Since I did some research on grasshoppers as well, here's some interesting facts about them:
* there are over 10,000 species of grasshoppers.
* grasshoppers have 5 eyes!
* grasshoppers can jump a distance about 20 times their length. wow.

As for the differences between the mantis and grasshopper, take a look at this.

Have a fun weekend!





 
if you enjoyed this post, why not...
leave me a comment
follow me /  subscribe in a reader / subscribe by email
link back
check out my other posts

Enter your email address:


Delivered by FeedBurner

Related links
Mantis facts (theprayingmatis.org)
Praying Mantis (National Geographic)
Mantis photos (Google)
Praying Mantids (University of Kentucky Entomology)
Mantis videos (YouTube) see cannibals and predators at work
How to tame a praying mantis (eHow) if you ever want to keep a mantis as a pet?

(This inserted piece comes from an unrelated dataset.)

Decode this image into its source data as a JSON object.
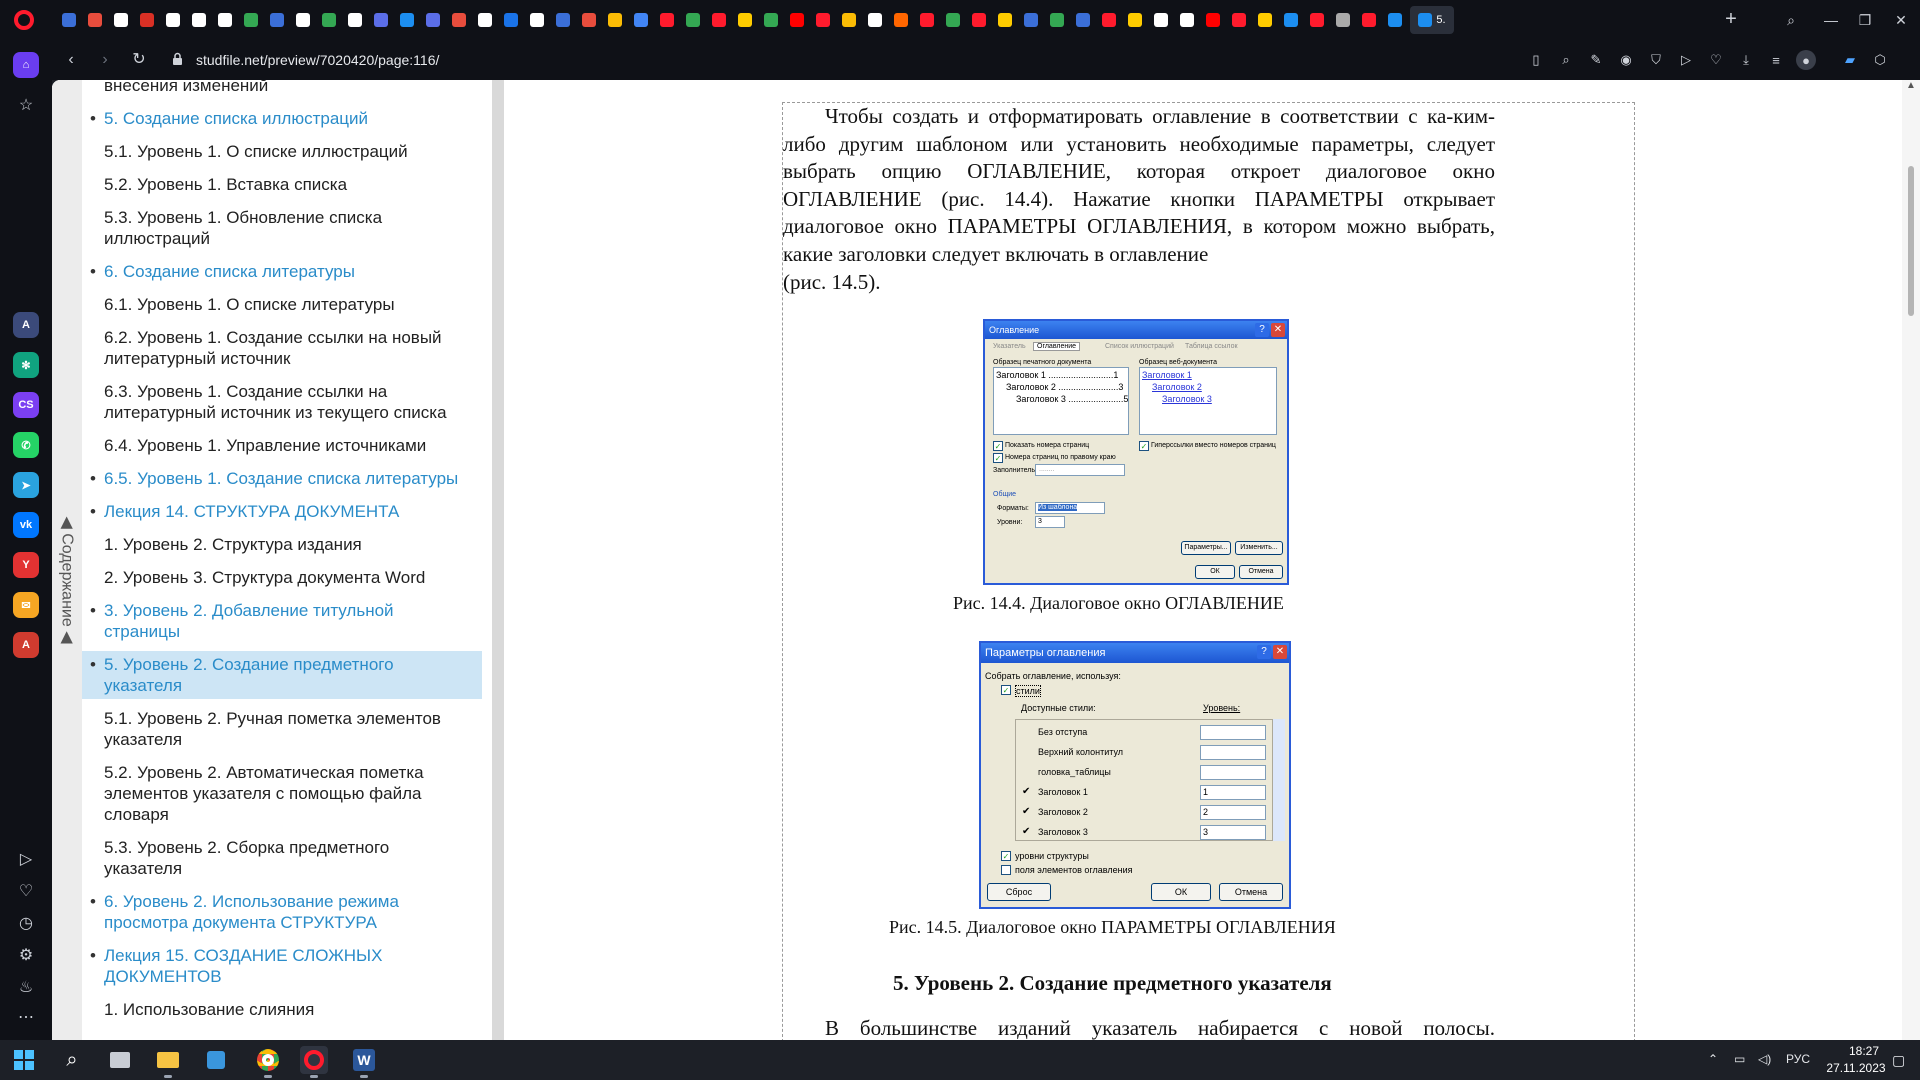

Grasshopper links (since I was researching them too!)
Grasshopper (HowStuffWorks)
Grasshopper photos (Google)
Grasshopper species list (Konza Prairie)
Grasshopper anatomy (Animal Corner)
How do grasshoppers propel (eHow)
MSU researcher finds new grasshopper species (Mississippi State University)

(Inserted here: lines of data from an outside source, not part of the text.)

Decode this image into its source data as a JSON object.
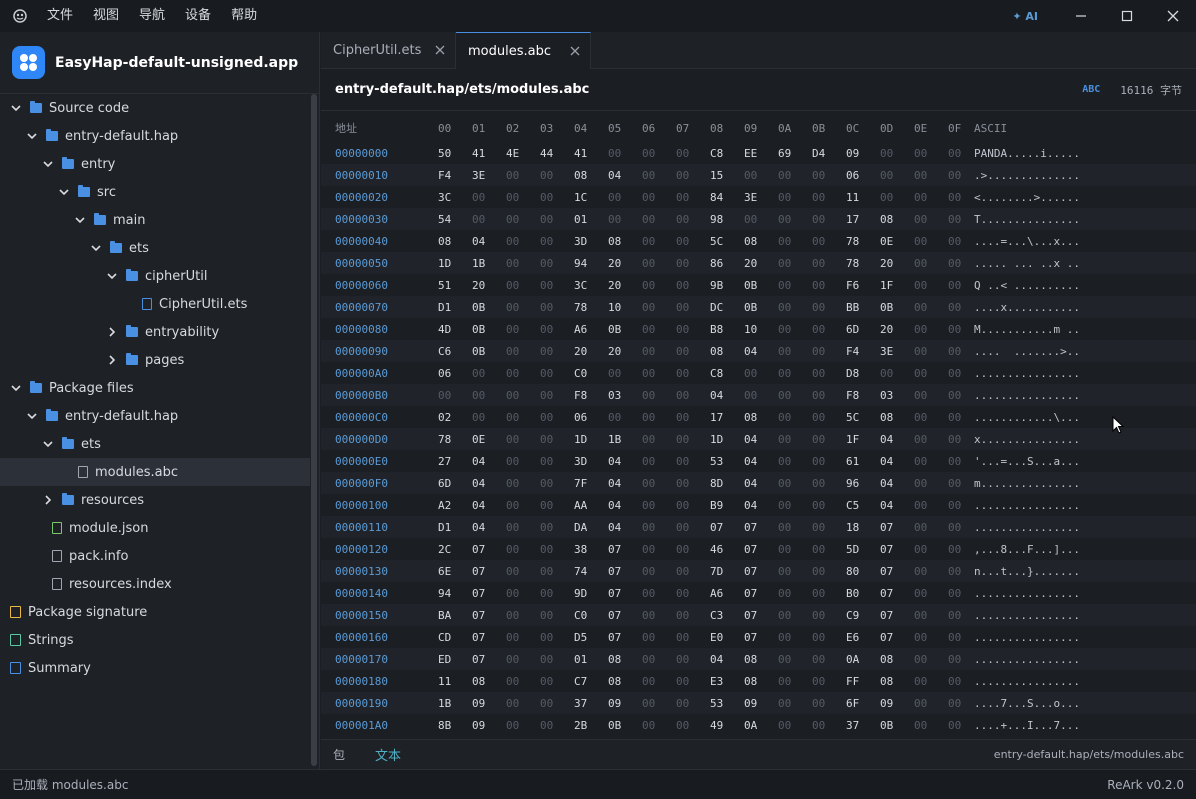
{
  "menu": [
    "文件",
    "视图",
    "导航",
    "设备",
    "帮助"
  ],
  "ai_label": "✦ AI",
  "project": {
    "name": "EasyHap-default-unsigned.app"
  },
  "tree": [
    {
      "label": "Source code",
      "depth": 0,
      "kind": "folder",
      "chev": "down"
    },
    {
      "label": "entry-default.hap",
      "depth": 1,
      "kind": "folder",
      "chev": "down"
    },
    {
      "label": "entry",
      "depth": 2,
      "kind": "folder",
      "chev": "down"
    },
    {
      "label": "src",
      "depth": 3,
      "kind": "folder",
      "chev": "down"
    },
    {
      "label": "main",
      "depth": 4,
      "kind": "folder",
      "chev": "down"
    },
    {
      "label": "ets",
      "depth": 5,
      "kind": "folder",
      "chev": "down"
    },
    {
      "label": "cipherUtil",
      "depth": 6,
      "kind": "folder",
      "chev": "down"
    },
    {
      "label": "CipherUtil.ets",
      "depth": 7,
      "kind": "file-blue",
      "chev": ""
    },
    {
      "label": "entryability",
      "depth": 6,
      "kind": "folder",
      "chev": "right"
    },
    {
      "label": "pages",
      "depth": 6,
      "kind": "folder",
      "chev": "right"
    },
    {
      "label": "Package files",
      "depth": 0,
      "kind": "folder",
      "chev": "down"
    },
    {
      "label": "entry-default.hap",
      "depth": 1,
      "kind": "folder",
      "chev": "down"
    },
    {
      "label": "ets",
      "depth": 2,
      "kind": "folder",
      "chev": "down"
    },
    {
      "label": "modules.abc",
      "depth": 3,
      "kind": "file",
      "chev": "",
      "selected": true
    },
    {
      "label": "resources",
      "depth": 2,
      "kind": "folder",
      "chev": "right"
    },
    {
      "label": "module.json",
      "depth": 2,
      "kind": "file-green",
      "chev": "",
      "flat": true
    },
    {
      "label": "pack.info",
      "depth": 2,
      "kind": "file",
      "chev": "",
      "flat": true
    },
    {
      "label": "resources.index",
      "depth": 2,
      "kind": "file",
      "chev": "",
      "flat": true
    },
    {
      "label": "Package signature",
      "depth": 0,
      "kind": "sig",
      "chev": "",
      "flat": true
    },
    {
      "label": "Strings",
      "depth": 0,
      "kind": "strings",
      "chev": "",
      "flat": true
    },
    {
      "label": "Summary",
      "depth": 0,
      "kind": "summary",
      "chev": "",
      "flat": true
    }
  ],
  "tabs": [
    {
      "label": "CipherUtil.ets",
      "active": false
    },
    {
      "label": "modules.abc",
      "active": true
    }
  ],
  "file_header": {
    "path": "entry-default.hap/ets/modules.abc",
    "badge": "ABC",
    "size": "16116 字节"
  },
  "hex_header": {
    "addr": "地址",
    "cols": [
      "00",
      "01",
      "02",
      "03",
      "04",
      "05",
      "06",
      "07",
      "08",
      "09",
      "0A",
      "0B",
      "0C",
      "0D",
      "0E",
      "0F"
    ],
    "ascii": "ASCII"
  },
  "hex_rows": [
    {
      "addr": "00000000",
      "bytes": [
        "50",
        "41",
        "4E",
        "44",
        "41",
        "00",
        "00",
        "00",
        "C8",
        "EE",
        "69",
        "D4",
        "09",
        "00",
        "00",
        "00"
      ],
      "ascii": "PANDA.....i....."
    },
    {
      "addr": "00000010",
      "bytes": [
        "F4",
        "3E",
        "00",
        "00",
        "08",
        "04",
        "00",
        "00",
        "15",
        "00",
        "00",
        "00",
        "06",
        "00",
        "00",
        "00"
      ],
      "ascii": ".>.............."
    },
    {
      "addr": "00000020",
      "bytes": [
        "3C",
        "00",
        "00",
        "00",
        "1C",
        "00",
        "00",
        "00",
        "84",
        "3E",
        "00",
        "00",
        "11",
        "00",
        "00",
        "00"
      ],
      "ascii": "<........>......"
    },
    {
      "addr": "00000030",
      "bytes": [
        "54",
        "00",
        "00",
        "00",
        "01",
        "00",
        "00",
        "00",
        "98",
        "00",
        "00",
        "00",
        "17",
        "08",
        "00",
        "00"
      ],
      "ascii": "T..............."
    },
    {
      "addr": "00000040",
      "bytes": [
        "08",
        "04",
        "00",
        "00",
        "3D",
        "08",
        "00",
        "00",
        "5C",
        "08",
        "00",
        "00",
        "78",
        "0E",
        "00",
        "00"
      ],
      "ascii": "....=...\\...x..."
    },
    {
      "addr": "00000050",
      "bytes": [
        "1D",
        "1B",
        "00",
        "00",
        "94",
        "20",
        "00",
        "00",
        "86",
        "20",
        "00",
        "00",
        "78",
        "20",
        "00",
        "00"
      ],
      "ascii": "..... ... ..x .."
    },
    {
      "addr": "00000060",
      "bytes": [
        "51",
        "20",
        "00",
        "00",
        "3C",
        "20",
        "00",
        "00",
        "9B",
        "0B",
        "00",
        "00",
        "F6",
        "1F",
        "00",
        "00"
      ],
      "ascii": "Q ..< .........."
    },
    {
      "addr": "00000070",
      "bytes": [
        "D1",
        "0B",
        "00",
        "00",
        "78",
        "10",
        "00",
        "00",
        "DC",
        "0B",
        "00",
        "00",
        "BB",
        "0B",
        "00",
        "00"
      ],
      "ascii": "....x..........."
    },
    {
      "addr": "00000080",
      "bytes": [
        "4D",
        "0B",
        "00",
        "00",
        "A6",
        "0B",
        "00",
        "00",
        "B8",
        "10",
        "00",
        "00",
        "6D",
        "20",
        "00",
        "00"
      ],
      "ascii": "M...........m .."
    },
    {
      "addr": "00000090",
      "bytes": [
        "C6",
        "0B",
        "00",
        "00",
        "20",
        "20",
        "00",
        "00",
        "08",
        "04",
        "00",
        "00",
        "F4",
        "3E",
        "00",
        "00"
      ],
      "ascii": "....  .......>.."
    },
    {
      "addr": "000000A0",
      "bytes": [
        "06",
        "00",
        "00",
        "00",
        "C0",
        "00",
        "00",
        "00",
        "C8",
        "00",
        "00",
        "00",
        "D8",
        "00",
        "00",
        "00"
      ],
      "ascii": "................"
    },
    {
      "addr": "000000B0",
      "bytes": [
        "00",
        "00",
        "00",
        "00",
        "F8",
        "03",
        "00",
        "00",
        "04",
        "00",
        "00",
        "00",
        "F8",
        "03",
        "00",
        "00"
      ],
      "ascii": "................"
    },
    {
      "addr": "000000C0",
      "bytes": [
        "02",
        "00",
        "00",
        "00",
        "06",
        "00",
        "00",
        "00",
        "17",
        "08",
        "00",
        "00",
        "5C",
        "08",
        "00",
        "00"
      ],
      "ascii": "............\\..."
    },
    {
      "addr": "000000D0",
      "bytes": [
        "78",
        "0E",
        "00",
        "00",
        "1D",
        "1B",
        "00",
        "00",
        "1D",
        "04",
        "00",
        "00",
        "1F",
        "04",
        "00",
        "00"
      ],
      "ascii": "x..............."
    },
    {
      "addr": "000000E0",
      "bytes": [
        "27",
        "04",
        "00",
        "00",
        "3D",
        "04",
        "00",
        "00",
        "53",
        "04",
        "00",
        "00",
        "61",
        "04",
        "00",
        "00"
      ],
      "ascii": "'...=...S...a..."
    },
    {
      "addr": "000000F0",
      "bytes": [
        "6D",
        "04",
        "00",
        "00",
        "7F",
        "04",
        "00",
        "00",
        "8D",
        "04",
        "00",
        "00",
        "96",
        "04",
        "00",
        "00"
      ],
      "ascii": "m..............."
    },
    {
      "addr": "00000100",
      "bytes": [
        "A2",
        "04",
        "00",
        "00",
        "AA",
        "04",
        "00",
        "00",
        "B9",
        "04",
        "00",
        "00",
        "C5",
        "04",
        "00",
        "00"
      ],
      "ascii": "................"
    },
    {
      "addr": "00000110",
      "bytes": [
        "D1",
        "04",
        "00",
        "00",
        "DA",
        "04",
        "00",
        "00",
        "07",
        "07",
        "00",
        "00",
        "18",
        "07",
        "00",
        "00"
      ],
      "ascii": "................"
    },
    {
      "addr": "00000120",
      "bytes": [
        "2C",
        "07",
        "00",
        "00",
        "38",
        "07",
        "00",
        "00",
        "46",
        "07",
        "00",
        "00",
        "5D",
        "07",
        "00",
        "00"
      ],
      "ascii": ",...8...F...]..."
    },
    {
      "addr": "00000130",
      "bytes": [
        "6E",
        "07",
        "00",
        "00",
        "74",
        "07",
        "00",
        "00",
        "7D",
        "07",
        "00",
        "00",
        "80",
        "07",
        "00",
        "00"
      ],
      "ascii": "n...t...}......."
    },
    {
      "addr": "00000140",
      "bytes": [
        "94",
        "07",
        "00",
        "00",
        "9D",
        "07",
        "00",
        "00",
        "A6",
        "07",
        "00",
        "00",
        "B0",
        "07",
        "00",
        "00"
      ],
      "ascii": "................"
    },
    {
      "addr": "00000150",
      "bytes": [
        "BA",
        "07",
        "00",
        "00",
        "C0",
        "07",
        "00",
        "00",
        "C3",
        "07",
        "00",
        "00",
        "C9",
        "07",
        "00",
        "00"
      ],
      "ascii": "................"
    },
    {
      "addr": "00000160",
      "bytes": [
        "CD",
        "07",
        "00",
        "00",
        "D5",
        "07",
        "00",
        "00",
        "E0",
        "07",
        "00",
        "00",
        "E6",
        "07",
        "00",
        "00"
      ],
      "ascii": "................"
    },
    {
      "addr": "00000170",
      "bytes": [
        "ED",
        "07",
        "00",
        "00",
        "01",
        "08",
        "00",
        "00",
        "04",
        "08",
        "00",
        "00",
        "0A",
        "08",
        "00",
        "00"
      ],
      "ascii": "................"
    },
    {
      "addr": "00000180",
      "bytes": [
        "11",
        "08",
        "00",
        "00",
        "C7",
        "08",
        "00",
        "00",
        "E3",
        "08",
        "00",
        "00",
        "FF",
        "08",
        "00",
        "00"
      ],
      "ascii": "................"
    },
    {
      "addr": "00000190",
      "bytes": [
        "1B",
        "09",
        "00",
        "00",
        "37",
        "09",
        "00",
        "00",
        "53",
        "09",
        "00",
        "00",
        "6F",
        "09",
        "00",
        "00"
      ],
      "ascii": "....7...S...o..."
    },
    {
      "addr": "000001A0",
      "bytes": [
        "8B",
        "09",
        "00",
        "00",
        "2B",
        "0B",
        "00",
        "00",
        "49",
        "0A",
        "00",
        "00",
        "37",
        "0B",
        "00",
        "00"
      ],
      "ascii": "....+...I...7..."
    }
  ],
  "bottom": {
    "tabs": [
      "包",
      "文本"
    ],
    "path": "entry-default.hap/ets/modules.abc"
  },
  "status": {
    "left": "已加载 modules.abc",
    "right": "ReArk v0.2.0"
  },
  "colors": {
    "accent": "#4a90e2",
    "folder": "#4a90e2",
    "address": "#5b9bd5",
    "zero_byte": "#555b66"
  }
}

by liberal sprinkles

10 comments:

Marianne, aka Ranger Anna said...

I once had a preying mantis and a toad in a terrarium where I taught school. A little girl in the back of the room started screaming, "It's eating it!!!" I started my speech about how toads needed to eat too, but the mantis was sucking the eyeballs out of the toad. Even I was grossed out.....

liberal sprinkles said...

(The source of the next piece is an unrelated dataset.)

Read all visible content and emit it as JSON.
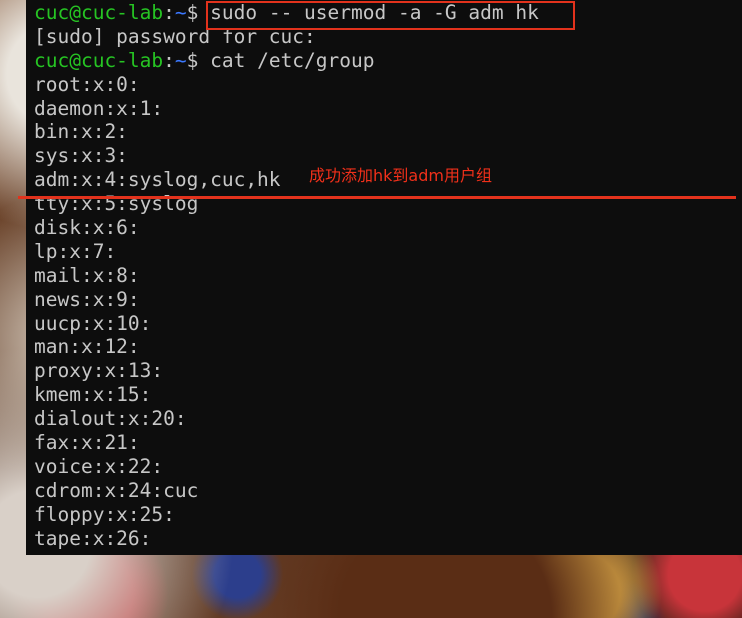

that is truly gross! I didn't dare watch those YouTube videos in the links, the descriptions were graphic enough for me!

Kristen said...

i'm such a girl... if i saw a praying mantis i would freak out and run. lol! i hate bugs! those are great pictures though! i'm sure he's a nice fellow... even if they eat toad eyeballs? gross! hahaha

liberal sprinkles said...

LOL Kristen. I wanted to scream but it was so pretty I just had to shoot some photos. It was pretty tame, guess I'm too huge to gobble up. hahah
Grace

Ellie said...

Hehe. He looks cute, in an insect type way!

liberal sprinkles said...

Ellie, have to say if I were much smaller I'd have fallen for the act. He looks deceptively non-threatening for a predator!

Oregon Gifts of Comfort and Joy said...

G., you are so cool. You get interested by something, research it and then tell us all about it! I loved this article and learned a lot. I think that your little friend is beautiful ... but, where did you find that tiny little tiny elk?

I liked your grasshopper info too ... I don't really like them, but am kind of fascinated by them since re-reading On The Banks of Plumb Creek.

Have a great week!

Kathy M.

liberal sprinkles said...

Kathy,
the mantis was so pretty and it kind of took over my life for a while twirling and then sitting in that corner so I had to do something about it and you know me, I can't resist putting some facts in my posts!

I can't remember where my elk came from. I used to buy trinkets when I traveled and I've traveled quite a bit. I think this may have come from Norway and I got some trolls with it but I don't know where those trolls are now, may have been unloaded when I moved a few years ago.

capturedalive said...

The mantis seems surprised... Maybe its not much of a publicity seeker !! :D

~✿~Icy BC said...

How wonderful that this fellow came to visit you! It's too early for us here to have any.

Post a Comment